by Paul Burrows
Sometimes, the distance between what we think and what we want to say is unbridgeable. And no matter how much we arrange and re-arrange the words they can never convey how we really feel inside.
Each person present today knows how affected they have been by my mother – both in life and in death. Those impressions are too minute and delicate to be substantiated in language.
But with your patience, I shall try.
It is fair to say my mother’s early life was very fruitful. From 1954 until 1969 she bore five sons and three daughters. We all muddled along nicely in a modest three bedroom house. I can’t remember wanting for anything except perhaps a room of my own. And there was always food on the table even if it was just cheese and crackers.
Unfortunately, through no fault of her own, my mother was left to raise the family by herself.
Struggling to make ends meet doesn’t come close to describing her new circumstances. And yet, whenever a birthday came around …
- April (David + Sandra)
- May (Bryan)
- July (Vanessa)
- August (Sylvia)
- September (Jonathan)
- October (Paul)
- November (Robert)
…there was always something to unwrap.
If she was pleased when a member of the family left home to make a new life it did not show. In fact, I think she was very upset. She was never happier when surrounded by her family.
Tragically, in 1978, after a long illness and a brave fight, my brother Jonathan died. He was 17. We should take comfort in the belief that he is reunited with his mum after all these years.
My brothers and sisters formed partnerships of their own. Some set up homes nearby whereas other traveled further afield. Grandchildren arrived and kept arriving. There were 19 when I last counted.
Looking back at old family photographs there are very few of my mum by herself. It was her family that defined her and the values which she fought so long and so hard for - values that she tried to instill in us so that we might instill them in our own families.
Her devotion also extended to the partners of her sons and daughters.
Special credit must go to Ian F., husband of Sandra, who gave up so much of his time to make my mother’s home and garden as comfortable and as beautiful as possible.

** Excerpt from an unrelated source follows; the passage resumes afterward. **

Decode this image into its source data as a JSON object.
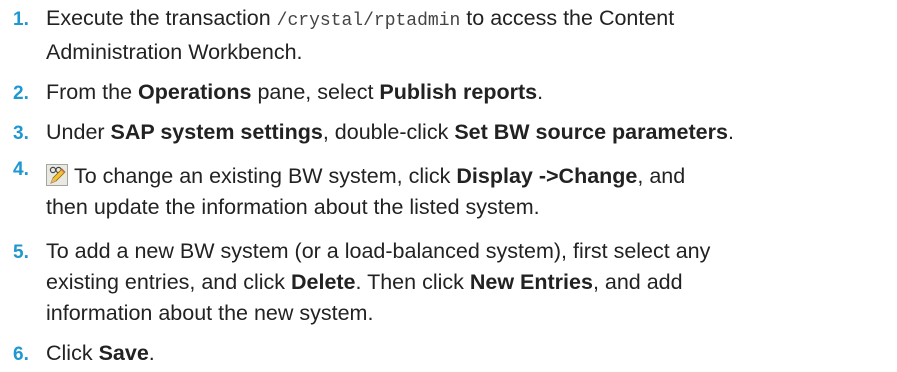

My mother may not have led the life she fully deserved. But she found happiness and fulfillment in helping and taking care of those around her. For that we are truly thankful.